The Air Cleuch burn tumbles down a steep sided gully in the hills above the Dalveen Pass. The Pass is an ancient routeway up from Galloway a few miles below. The rocky outcrop bears many cup marks and juts out above the right bank of the burn, about a hundred yards upstream from the wee bridge on the A702. The views are spectacular. The site looks across at the Daer/ Clyde watermeeting where the farm of Crookedstane has a standing stone. Together, the hills of Upper Clydesdale and the Moffat Hills mark the watersheds of the three main rivers in Southern Scotland, the Nith, the Tweed and the Clyde.
A couple of hundred yards above the outcrop, the Roman Road crosses the burn on its way from the lonely fortlet at Durisdeer to the fort at Crawford. Between the cupped outcrop and the A702 are three rather curious flat topped mounds. There are also earthworks of an ancient settlement a few hundred yards to the west and beyond that a ruined medieval bastlehouse. The hillside is littered with platform settlements, cairnfields and Bronze Age funerary sites. In the hills just a mile to the north, Lead, Gold and Silver were mined throughout the ages. This area is now pretty much deserted save for a few bored sheep, but it was a very busy place for us humans in the past.
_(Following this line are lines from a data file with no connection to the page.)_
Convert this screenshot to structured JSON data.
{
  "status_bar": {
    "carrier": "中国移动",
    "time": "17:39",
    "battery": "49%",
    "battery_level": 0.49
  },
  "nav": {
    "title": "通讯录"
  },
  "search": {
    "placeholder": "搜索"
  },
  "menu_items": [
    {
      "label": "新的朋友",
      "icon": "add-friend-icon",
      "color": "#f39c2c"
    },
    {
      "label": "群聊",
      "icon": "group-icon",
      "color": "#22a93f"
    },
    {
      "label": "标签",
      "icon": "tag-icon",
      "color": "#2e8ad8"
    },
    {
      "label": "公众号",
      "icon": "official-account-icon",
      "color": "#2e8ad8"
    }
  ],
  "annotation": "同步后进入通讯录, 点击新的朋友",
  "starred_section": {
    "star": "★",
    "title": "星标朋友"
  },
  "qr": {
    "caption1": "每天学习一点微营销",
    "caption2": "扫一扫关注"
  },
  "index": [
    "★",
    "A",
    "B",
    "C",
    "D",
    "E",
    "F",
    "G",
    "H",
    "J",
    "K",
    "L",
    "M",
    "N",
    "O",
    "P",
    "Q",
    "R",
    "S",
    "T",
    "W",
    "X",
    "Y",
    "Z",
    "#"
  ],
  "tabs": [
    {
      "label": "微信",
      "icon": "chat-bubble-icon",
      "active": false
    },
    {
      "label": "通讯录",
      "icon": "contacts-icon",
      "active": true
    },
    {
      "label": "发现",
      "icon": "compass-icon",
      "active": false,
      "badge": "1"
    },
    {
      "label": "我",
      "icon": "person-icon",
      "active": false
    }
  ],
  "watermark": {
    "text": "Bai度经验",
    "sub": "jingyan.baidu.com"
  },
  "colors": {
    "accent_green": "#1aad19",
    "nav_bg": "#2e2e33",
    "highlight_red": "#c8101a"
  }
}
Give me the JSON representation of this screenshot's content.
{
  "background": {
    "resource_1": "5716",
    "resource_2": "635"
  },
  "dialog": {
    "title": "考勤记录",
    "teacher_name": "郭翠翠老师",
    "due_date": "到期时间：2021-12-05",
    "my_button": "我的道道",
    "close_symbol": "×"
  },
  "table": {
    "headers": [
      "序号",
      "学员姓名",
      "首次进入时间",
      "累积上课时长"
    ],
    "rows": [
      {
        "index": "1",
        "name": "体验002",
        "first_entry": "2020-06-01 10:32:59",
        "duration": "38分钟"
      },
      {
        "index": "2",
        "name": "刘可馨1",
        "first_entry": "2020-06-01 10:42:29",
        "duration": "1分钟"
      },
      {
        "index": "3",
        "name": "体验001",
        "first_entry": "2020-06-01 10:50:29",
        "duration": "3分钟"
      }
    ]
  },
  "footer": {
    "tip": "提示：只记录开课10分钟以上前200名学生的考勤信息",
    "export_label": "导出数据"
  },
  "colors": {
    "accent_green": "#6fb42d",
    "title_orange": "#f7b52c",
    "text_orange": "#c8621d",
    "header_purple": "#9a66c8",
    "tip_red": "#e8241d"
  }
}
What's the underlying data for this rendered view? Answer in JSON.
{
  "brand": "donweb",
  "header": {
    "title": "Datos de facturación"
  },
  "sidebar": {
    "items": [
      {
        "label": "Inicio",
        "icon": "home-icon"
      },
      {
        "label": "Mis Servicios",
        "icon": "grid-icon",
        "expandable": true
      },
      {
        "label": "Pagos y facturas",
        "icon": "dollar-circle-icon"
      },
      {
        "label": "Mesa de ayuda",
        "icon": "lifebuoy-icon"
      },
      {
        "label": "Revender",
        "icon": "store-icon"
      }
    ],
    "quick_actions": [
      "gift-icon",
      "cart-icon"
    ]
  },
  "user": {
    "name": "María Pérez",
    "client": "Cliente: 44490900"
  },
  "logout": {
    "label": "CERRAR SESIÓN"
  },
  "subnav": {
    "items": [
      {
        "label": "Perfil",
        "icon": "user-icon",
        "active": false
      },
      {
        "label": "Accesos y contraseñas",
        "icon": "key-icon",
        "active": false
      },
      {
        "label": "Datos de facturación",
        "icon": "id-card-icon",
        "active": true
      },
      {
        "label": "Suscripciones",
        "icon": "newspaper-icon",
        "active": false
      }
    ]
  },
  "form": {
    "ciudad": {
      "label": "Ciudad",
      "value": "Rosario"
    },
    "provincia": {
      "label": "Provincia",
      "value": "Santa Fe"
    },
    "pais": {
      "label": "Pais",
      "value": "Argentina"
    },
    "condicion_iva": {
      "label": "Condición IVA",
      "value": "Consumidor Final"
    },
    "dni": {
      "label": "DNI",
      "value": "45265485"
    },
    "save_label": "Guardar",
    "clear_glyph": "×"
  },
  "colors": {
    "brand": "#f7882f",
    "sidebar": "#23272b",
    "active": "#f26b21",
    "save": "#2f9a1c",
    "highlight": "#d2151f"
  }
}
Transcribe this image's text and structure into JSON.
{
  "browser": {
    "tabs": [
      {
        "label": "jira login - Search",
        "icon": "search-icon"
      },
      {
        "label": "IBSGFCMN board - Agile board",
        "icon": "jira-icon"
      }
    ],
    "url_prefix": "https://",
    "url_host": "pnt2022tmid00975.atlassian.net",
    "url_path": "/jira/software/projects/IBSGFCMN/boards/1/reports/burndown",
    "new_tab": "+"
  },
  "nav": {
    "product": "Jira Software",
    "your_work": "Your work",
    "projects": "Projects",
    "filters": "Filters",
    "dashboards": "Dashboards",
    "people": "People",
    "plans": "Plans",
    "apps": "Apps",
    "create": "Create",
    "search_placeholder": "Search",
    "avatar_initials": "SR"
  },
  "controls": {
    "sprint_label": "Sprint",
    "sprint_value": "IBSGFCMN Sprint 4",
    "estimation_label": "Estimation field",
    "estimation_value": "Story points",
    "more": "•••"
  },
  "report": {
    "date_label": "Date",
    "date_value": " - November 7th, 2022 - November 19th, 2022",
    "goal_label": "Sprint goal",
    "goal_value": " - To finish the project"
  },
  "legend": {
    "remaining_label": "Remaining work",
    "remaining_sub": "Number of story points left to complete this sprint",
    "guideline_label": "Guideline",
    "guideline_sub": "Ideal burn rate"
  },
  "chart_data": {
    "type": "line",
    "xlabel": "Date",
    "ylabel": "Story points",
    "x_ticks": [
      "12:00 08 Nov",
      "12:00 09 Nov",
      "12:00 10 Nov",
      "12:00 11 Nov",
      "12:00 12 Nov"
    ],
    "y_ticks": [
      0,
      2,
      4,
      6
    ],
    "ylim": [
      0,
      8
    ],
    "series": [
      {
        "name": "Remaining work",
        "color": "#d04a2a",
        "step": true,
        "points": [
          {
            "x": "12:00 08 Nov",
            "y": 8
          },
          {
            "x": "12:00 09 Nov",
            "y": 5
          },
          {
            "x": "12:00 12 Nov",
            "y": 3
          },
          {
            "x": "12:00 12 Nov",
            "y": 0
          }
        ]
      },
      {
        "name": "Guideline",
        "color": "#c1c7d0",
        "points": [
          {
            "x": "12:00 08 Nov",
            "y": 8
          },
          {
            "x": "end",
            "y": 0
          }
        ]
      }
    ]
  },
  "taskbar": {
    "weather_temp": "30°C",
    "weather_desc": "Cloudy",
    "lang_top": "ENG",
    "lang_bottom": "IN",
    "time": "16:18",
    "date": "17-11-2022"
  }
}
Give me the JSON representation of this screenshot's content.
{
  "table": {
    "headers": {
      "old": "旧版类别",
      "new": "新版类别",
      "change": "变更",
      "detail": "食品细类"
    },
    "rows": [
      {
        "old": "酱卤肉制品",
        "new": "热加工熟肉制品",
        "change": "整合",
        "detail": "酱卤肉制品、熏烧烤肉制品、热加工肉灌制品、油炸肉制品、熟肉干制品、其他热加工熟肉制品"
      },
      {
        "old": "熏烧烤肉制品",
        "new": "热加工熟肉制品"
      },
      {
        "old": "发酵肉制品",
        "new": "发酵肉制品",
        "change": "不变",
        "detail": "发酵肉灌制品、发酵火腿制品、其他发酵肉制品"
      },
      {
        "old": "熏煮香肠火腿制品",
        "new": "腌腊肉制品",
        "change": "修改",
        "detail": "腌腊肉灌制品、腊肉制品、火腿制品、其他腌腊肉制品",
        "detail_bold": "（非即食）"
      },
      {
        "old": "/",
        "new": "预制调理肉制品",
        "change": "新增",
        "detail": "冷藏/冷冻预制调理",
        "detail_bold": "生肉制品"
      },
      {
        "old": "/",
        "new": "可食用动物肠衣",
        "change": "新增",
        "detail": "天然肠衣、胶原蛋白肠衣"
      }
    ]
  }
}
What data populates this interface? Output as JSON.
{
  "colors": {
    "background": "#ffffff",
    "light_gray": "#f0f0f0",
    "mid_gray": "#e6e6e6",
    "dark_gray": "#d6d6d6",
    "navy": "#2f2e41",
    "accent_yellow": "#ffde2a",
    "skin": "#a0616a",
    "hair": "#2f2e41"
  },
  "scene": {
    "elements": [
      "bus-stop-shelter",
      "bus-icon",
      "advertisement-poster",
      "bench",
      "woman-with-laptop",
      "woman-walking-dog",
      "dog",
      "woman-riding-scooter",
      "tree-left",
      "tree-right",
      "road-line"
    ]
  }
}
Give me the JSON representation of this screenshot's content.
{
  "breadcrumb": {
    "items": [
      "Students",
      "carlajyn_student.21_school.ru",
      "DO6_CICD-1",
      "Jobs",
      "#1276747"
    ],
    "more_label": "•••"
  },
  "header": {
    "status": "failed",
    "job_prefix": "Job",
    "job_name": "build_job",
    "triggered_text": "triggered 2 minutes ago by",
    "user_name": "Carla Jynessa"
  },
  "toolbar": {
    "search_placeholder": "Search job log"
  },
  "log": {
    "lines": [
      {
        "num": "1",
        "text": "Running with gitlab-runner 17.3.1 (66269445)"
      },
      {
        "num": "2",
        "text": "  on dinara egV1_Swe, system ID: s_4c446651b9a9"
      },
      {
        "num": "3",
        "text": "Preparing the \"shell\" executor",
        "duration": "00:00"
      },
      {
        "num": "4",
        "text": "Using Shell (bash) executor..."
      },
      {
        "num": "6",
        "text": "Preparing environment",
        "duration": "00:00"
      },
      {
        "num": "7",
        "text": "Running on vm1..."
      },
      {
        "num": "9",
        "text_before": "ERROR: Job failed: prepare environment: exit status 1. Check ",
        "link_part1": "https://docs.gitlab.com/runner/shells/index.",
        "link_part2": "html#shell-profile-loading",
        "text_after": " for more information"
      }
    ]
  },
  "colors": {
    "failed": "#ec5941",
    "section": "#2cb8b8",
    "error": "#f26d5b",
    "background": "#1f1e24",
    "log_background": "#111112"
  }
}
Summer or winter, the site really has a desolate, empty feel and despite the nearby M74's best efforts, the silence of the empty hills wins over with peace, perfect peace.